BEGIN

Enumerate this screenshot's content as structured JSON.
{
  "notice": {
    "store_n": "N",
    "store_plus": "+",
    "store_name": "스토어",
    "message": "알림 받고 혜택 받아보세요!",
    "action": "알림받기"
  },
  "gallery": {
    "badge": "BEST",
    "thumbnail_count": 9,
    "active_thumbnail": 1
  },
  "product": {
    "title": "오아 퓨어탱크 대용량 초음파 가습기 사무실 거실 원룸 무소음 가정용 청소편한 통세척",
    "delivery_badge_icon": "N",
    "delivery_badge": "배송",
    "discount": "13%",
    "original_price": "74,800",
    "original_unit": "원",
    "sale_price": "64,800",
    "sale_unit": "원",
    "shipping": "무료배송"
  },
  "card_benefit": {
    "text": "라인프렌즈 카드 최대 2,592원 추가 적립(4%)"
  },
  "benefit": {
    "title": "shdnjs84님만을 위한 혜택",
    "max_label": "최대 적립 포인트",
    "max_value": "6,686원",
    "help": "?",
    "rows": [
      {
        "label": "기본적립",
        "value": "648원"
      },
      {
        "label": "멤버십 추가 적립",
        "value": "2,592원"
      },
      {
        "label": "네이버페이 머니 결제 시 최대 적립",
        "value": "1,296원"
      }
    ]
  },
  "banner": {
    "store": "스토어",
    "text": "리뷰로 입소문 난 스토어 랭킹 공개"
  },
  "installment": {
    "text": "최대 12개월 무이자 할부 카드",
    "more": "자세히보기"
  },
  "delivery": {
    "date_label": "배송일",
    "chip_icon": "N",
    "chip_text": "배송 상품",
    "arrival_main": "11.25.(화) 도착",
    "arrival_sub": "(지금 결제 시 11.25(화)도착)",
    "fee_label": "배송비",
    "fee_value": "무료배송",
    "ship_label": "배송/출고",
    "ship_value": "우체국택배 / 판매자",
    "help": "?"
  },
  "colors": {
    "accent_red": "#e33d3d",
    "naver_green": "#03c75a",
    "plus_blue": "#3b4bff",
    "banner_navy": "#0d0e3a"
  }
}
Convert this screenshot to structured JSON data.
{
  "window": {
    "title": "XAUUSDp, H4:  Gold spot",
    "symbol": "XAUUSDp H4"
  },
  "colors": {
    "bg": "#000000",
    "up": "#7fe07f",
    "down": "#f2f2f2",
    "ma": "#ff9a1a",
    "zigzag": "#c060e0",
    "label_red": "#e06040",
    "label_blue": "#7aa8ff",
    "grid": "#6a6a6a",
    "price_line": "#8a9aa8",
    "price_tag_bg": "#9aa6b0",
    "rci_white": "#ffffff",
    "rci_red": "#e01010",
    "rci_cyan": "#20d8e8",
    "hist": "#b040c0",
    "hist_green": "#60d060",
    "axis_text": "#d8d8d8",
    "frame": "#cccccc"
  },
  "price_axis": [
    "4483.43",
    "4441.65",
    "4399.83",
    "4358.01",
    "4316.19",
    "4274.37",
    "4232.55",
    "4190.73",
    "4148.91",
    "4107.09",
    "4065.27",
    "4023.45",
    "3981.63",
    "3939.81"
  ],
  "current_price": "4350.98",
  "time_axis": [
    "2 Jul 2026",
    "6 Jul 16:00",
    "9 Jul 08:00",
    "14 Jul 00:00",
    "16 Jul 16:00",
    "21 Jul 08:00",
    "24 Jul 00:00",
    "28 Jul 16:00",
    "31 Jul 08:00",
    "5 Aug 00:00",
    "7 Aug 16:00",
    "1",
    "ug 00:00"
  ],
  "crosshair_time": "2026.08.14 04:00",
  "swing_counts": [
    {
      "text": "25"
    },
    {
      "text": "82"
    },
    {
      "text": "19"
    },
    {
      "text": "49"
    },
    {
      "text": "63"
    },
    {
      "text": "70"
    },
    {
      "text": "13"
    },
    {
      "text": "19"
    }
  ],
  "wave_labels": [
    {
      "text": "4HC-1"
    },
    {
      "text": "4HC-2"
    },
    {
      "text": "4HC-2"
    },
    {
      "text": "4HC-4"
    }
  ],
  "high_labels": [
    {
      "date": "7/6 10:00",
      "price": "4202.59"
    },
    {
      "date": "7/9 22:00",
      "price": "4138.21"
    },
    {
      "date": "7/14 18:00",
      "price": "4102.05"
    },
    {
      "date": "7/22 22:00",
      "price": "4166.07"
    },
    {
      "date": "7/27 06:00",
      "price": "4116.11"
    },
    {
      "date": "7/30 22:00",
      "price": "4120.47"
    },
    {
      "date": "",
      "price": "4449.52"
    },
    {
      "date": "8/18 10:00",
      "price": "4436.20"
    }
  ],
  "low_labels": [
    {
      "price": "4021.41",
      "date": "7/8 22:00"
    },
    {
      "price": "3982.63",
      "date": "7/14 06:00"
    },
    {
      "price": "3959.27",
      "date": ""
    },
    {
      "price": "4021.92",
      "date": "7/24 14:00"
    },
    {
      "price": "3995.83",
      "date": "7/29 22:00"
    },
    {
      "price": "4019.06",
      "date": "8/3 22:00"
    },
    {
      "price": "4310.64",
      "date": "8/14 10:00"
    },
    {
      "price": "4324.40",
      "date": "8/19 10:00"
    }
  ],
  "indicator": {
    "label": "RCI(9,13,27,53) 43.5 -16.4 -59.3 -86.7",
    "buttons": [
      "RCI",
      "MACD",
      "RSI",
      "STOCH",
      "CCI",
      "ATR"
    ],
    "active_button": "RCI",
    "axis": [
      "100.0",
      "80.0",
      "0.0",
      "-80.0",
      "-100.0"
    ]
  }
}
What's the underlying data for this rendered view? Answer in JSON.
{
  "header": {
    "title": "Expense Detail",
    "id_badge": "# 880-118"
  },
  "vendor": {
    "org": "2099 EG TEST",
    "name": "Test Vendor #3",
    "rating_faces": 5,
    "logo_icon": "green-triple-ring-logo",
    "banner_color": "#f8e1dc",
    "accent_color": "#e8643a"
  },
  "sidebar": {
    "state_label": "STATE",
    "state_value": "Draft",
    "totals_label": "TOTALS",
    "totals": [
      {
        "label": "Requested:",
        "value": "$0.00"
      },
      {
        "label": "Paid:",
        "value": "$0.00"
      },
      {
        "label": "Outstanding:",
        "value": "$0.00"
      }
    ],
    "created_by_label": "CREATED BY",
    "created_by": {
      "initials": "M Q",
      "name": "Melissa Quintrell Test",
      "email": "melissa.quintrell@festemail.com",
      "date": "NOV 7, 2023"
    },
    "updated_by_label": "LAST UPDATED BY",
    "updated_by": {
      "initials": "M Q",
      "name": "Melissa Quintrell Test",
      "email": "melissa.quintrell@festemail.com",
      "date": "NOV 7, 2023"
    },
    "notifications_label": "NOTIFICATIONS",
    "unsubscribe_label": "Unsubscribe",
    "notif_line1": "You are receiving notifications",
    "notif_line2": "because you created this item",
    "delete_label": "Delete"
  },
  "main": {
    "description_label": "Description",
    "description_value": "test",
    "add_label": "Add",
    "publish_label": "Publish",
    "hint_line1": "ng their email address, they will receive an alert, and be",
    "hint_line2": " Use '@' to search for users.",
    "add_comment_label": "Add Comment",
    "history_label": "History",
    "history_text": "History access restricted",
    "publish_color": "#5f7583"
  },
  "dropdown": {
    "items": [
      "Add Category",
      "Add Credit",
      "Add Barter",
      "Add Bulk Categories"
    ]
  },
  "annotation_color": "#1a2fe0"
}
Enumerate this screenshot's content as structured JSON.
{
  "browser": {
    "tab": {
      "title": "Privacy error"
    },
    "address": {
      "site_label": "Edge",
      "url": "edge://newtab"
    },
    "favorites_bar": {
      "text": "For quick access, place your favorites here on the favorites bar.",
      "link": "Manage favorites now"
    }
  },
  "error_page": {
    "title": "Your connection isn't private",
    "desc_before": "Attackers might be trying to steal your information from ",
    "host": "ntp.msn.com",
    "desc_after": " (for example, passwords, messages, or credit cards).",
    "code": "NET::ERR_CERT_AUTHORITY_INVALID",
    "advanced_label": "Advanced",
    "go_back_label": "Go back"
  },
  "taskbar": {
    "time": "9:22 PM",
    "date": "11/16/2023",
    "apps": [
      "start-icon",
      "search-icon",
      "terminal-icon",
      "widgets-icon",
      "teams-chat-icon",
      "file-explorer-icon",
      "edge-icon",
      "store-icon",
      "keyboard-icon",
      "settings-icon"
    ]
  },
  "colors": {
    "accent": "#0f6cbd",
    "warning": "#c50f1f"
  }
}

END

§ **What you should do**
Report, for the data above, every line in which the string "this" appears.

§ **Final answer**
Enumerate this screenshot's content as structured JSON.
Convert this screenshot to structured JSON data.
What's the underlying data for this rendered view? Answer in JSON.
    "notif_line2": "because you created this item",
Enumerate this screenshot's content as structured JSON.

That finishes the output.